[EXERCISE DETAILS] Copy every entry as is. Leave images out.

-------- SOURCE RECORDS --------

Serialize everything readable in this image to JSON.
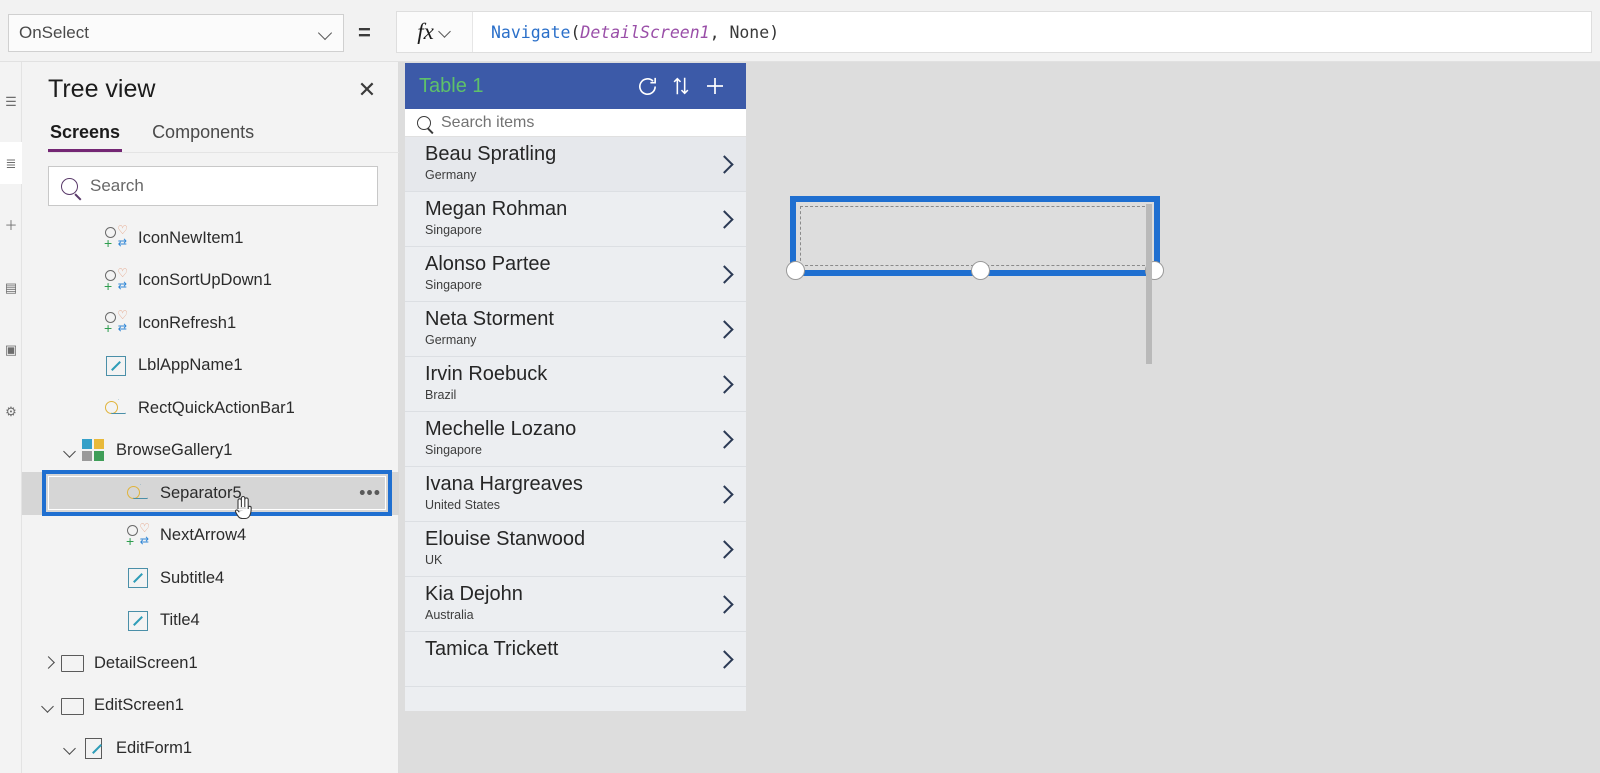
{
  "colors": {
    "accent_purple": "#742774",
    "selection_blue": "#1f6fd0",
    "app_header_blue": "#3c5aa8",
    "app_title_green": "#5ec16a"
  },
  "formula_bar": {
    "property_value": "OnSelect",
    "equals_sign": "=",
    "fx_label": "fx",
    "formula_tokens": [
      {
        "text": "Navigate",
        "type": "function"
      },
      {
        "text": "(",
        "type": "punctuation"
      },
      {
        "text": "DetailScreen1",
        "type": "identifier"
      },
      {
        "text": ", ",
        "type": "punctuation"
      },
      {
        "text": "None",
        "type": "keyword"
      },
      {
        "text": ")",
        "type": "punctuation"
      }
    ],
    "formula_plain": "Navigate(DetailScreen1, None)"
  },
  "left_rail": {
    "items": [
      {
        "icon": "menu-icon",
        "glyph": "☰",
        "active": false
      },
      {
        "icon": "tree-view-icon",
        "glyph": "≣",
        "active": true
      },
      {
        "icon": "insert-icon",
        "glyph": "＋",
        "active": false
      },
      {
        "icon": "data-icon",
        "glyph": "▤",
        "active": false
      },
      {
        "icon": "media-icon",
        "glyph": "▣",
        "active": false
      },
      {
        "icon": "advanced-icon",
        "glyph": "⚙",
        "active": false
      }
    ]
  },
  "tree_view": {
    "title": "Tree view",
    "close_label": "✕",
    "tabs": [
      {
        "label": "Screens",
        "active": true
      },
      {
        "label": "Components",
        "active": false
      }
    ],
    "search_placeholder": "Search",
    "search_value": "",
    "items": [
      {
        "label": "IconNewItem1",
        "icon": "control-icon",
        "indent": 2,
        "twisty": "none",
        "selected": false
      },
      {
        "label": "IconSortUpDown1",
        "icon": "control-icon",
        "indent": 2,
        "twisty": "none",
        "selected": false
      },
      {
        "label": "IconRefresh1",
        "icon": "control-icon",
        "indent": 2,
        "twisty": "none",
        "selected": false
      },
      {
        "label": "LblAppName1",
        "icon": "label-icon",
        "indent": 2,
        "twisty": "none",
        "selected": false
      },
      {
        "label": "RectQuickActionBar1",
        "icon": "shape-icon",
        "indent": 2,
        "twisty": "none",
        "selected": false
      },
      {
        "label": "BrowseGallery1",
        "icon": "gallery-icon",
        "indent": 1,
        "twisty": "down",
        "selected": false
      },
      {
        "label": "Separator5",
        "icon": "shape-icon",
        "indent": 3,
        "twisty": "none",
        "selected": true,
        "more_menu": "•••"
      },
      {
        "label": "NextArrow4",
        "icon": "control-icon",
        "indent": 3,
        "twisty": "none",
        "selected": false
      },
      {
        "label": "Subtitle4",
        "icon": "label-icon",
        "indent": 3,
        "twisty": "none",
        "selected": false
      },
      {
        "label": "Title4",
        "icon": "label-icon",
        "indent": 3,
        "twisty": "none",
        "selected": false
      },
      {
        "label": "DetailScreen1",
        "icon": "screen-icon",
        "indent": 0,
        "twisty": "right",
        "selected": false
      },
      {
        "label": "EditScreen1",
        "icon": "screen-icon",
        "indent": 0,
        "twisty": "down",
        "selected": false
      },
      {
        "label": "EditForm1",
        "icon": "form-icon",
        "indent": 1,
        "twisty": "down",
        "selected": false
      }
    ]
  },
  "app_preview": {
    "header": {
      "title": "Table 1",
      "actions": [
        {
          "name": "refresh-icon",
          "glyph": "↻"
        },
        {
          "name": "sort-icon",
          "glyph": "⇅"
        },
        {
          "name": "add-icon",
          "glyph": "＋"
        }
      ]
    },
    "search_placeholder": "Search items",
    "search_value": "",
    "gallery_items": [
      {
        "name": "Beau Spratling",
        "country": "Germany",
        "selected": true
      },
      {
        "name": "Megan Rohman",
        "country": "Singapore",
        "selected": false
      },
      {
        "name": "Alonso Partee",
        "country": "Singapore",
        "selected": false
      },
      {
        "name": "Neta Storment",
        "country": "Germany",
        "selected": false
      },
      {
        "name": "Irvin Roebuck",
        "country": "Brazil",
        "selected": false
      },
      {
        "name": "Mechelle Lozano",
        "country": "Singapore",
        "selected": false
      },
      {
        "name": "Ivana Hargreaves",
        "country": "United States",
        "selected": false
      },
      {
        "name": "Elouise Stanwood",
        "country": "UK",
        "selected": false
      },
      {
        "name": "Kia Dejohn",
        "country": "Australia",
        "selected": false
      },
      {
        "name": "Tamica Trickett",
        "country": "",
        "selected": false
      }
    ]
  }
}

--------

[YOUR SOLUTION]
Serialize everything readable in this image to JSON.
{
  "colors": {
    "accent_purple": "#742774",
    "selection_blue": "#1f6fd0",
    "app_header_blue": "#3c5aa8",
    "app_title_green": "#5ec16a"
  },
  "formula_bar": {
    "property_value": "OnSelect",
    "equals_sign": "=",
    "fx_label": "fx",
    "formula_tokens": [
      {
        "text": "Navigate",
        "type": "function"
      },
      {
        "text": "(",
        "type": "punctuation"
      },
      {
        "text": "DetailScreen1",
        "type": "identifier"
      },
      {
        "text": ", ",
        "type": "punctuation"
      },
      {
        "text": "None",
        "type": "keyword"
      },
      {
        "text": ")",
        "type": "punctuation"
      }
    ],
    "formula_plain": "Navigate(DetailScreen1, None)"
  },
  "left_rail": {
    "items": [
      {
        "icon": "menu-icon",
        "glyph": "☰",
        "active": false
      },
      {
        "icon": "tree-view-icon",
        "glyph": "≣",
        "active": true
      },
      {
        "icon": "insert-icon",
        "glyph": "＋",
        "active": false
      },
      {
        "icon": "data-icon",
        "glyph": "▤",
        "active": false
      },
      {
        "icon": "media-icon",
        "glyph": "▣",
        "active": false
      },
      {
        "icon": "advanced-icon",
        "glyph": "⚙",
        "active": false
      }
    ]
  },
  "tree_view": {
    "title": "Tree view",
    "close_label": "✕",
    "tabs": [
      {
        "label": "Screens",
        "active": true
      },
      {
        "label": "Components",
        "active": false
      }
    ],
    "search_placeholder": "Search",
    "search_value": "",
    "items": [
      {
        "label": "IconNewItem1",
        "icon": "control-icon",
        "indent": 2,
        "twisty": "none",
        "selected": false
      },
      {
        "label": "IconSortUpDown1",
        "icon": "control-icon",
        "indent": 2,
        "twisty": "none",
        "selected": false
      },
      {
        "label": "IconRefresh1",
        "icon": "control-icon",
        "indent": 2,
        "twisty": "none",
        "selected": false
      },
      {
        "label": "LblAppName1",
        "icon": "label-icon",
        "indent": 2,
        "twisty": "none",
        "selected": false
      },
      {
        "label": "RectQuickActionBar1",
        "icon": "shape-icon",
        "indent": 2,
        "twisty": "none",
        "selected": false
      },
      {
        "label": "BrowseGallery1",
        "icon": "gallery-icon",
        "indent": 1,
        "twisty": "down",
        "selected": false
      },
      {
        "label": "Separator5",
        "icon": "shape-icon",
        "indent": 3,
        "twisty": "none",
        "selected": true,
        "more_menu": "•••"
      },
      {
        "label": "NextArrow4",
        "icon": "control-icon",
        "indent": 3,
        "twisty": "none",
        "selected": false
      },
      {
        "label": "Subtitle4",
        "icon": "label-icon",
        "indent": 3,
        "twisty": "none",
        "selected": false
      },
      {
        "label": "Title4",
        "icon": "label-icon",
        "indent": 3,
        "twisty": "none",
        "selected": false
      },
      {
        "label": "DetailScreen1",
        "icon": "screen-icon",
        "indent": 0,
        "twisty": "right",
        "selected": false
      },
      {
        "label": "EditScreen1",
        "icon": "screen-icon",
        "indent": 0,
        "twisty": "down",
        "selected": false
      },
      {
        "label": "EditForm1",
        "icon": "form-icon",
        "indent": 1,
        "twisty": "down",
        "selected": false
      }
    ]
  },
  "app_preview": {
    "header": {
      "title": "Table 1",
      "actions": [
        {
          "name": "refresh-icon",
          "glyph": "↻"
        },
        {
          "name": "sort-icon",
          "glyph": "⇅"
        },
        {
          "name": "add-icon",
          "glyph": "＋"
        }
      ]
    },
    "search_placeholder": "Search items",
    "search_value": "",
    "gallery_items": [
      {
        "name": "Beau Spratling",
        "country": "Germany",
        "selected": true
      },
      {
        "name": "Megan Rohman",
        "country": "Singapore",
        "selected": false
      },
      {
        "name": "Alonso Partee",
        "country": "Singapore",
        "selected": false
      },
      {
        "name": "Neta Storment",
        "country": "Germany",
        "selected": false
      },
      {
        "name": "Irvin Roebuck",
        "country": "Brazil",
        "selected": false
      },
      {
        "name": "Mechelle Lozano",
        "country": "Singapore",
        "selected": false
      },
      {
        "name": "Ivana Hargreaves",
        "country": "United States",
        "selected": false
      },
      {
        "name": "Elouise Stanwood",
        "country": "UK",
        "selected": false
      },
      {
        "name": "Kia Dejohn",
        "country": "Australia",
        "selected": false
      },
      {
        "name": "Tamica Trickett",
        "country": "",
        "selected": false
      }
    ]
  }
}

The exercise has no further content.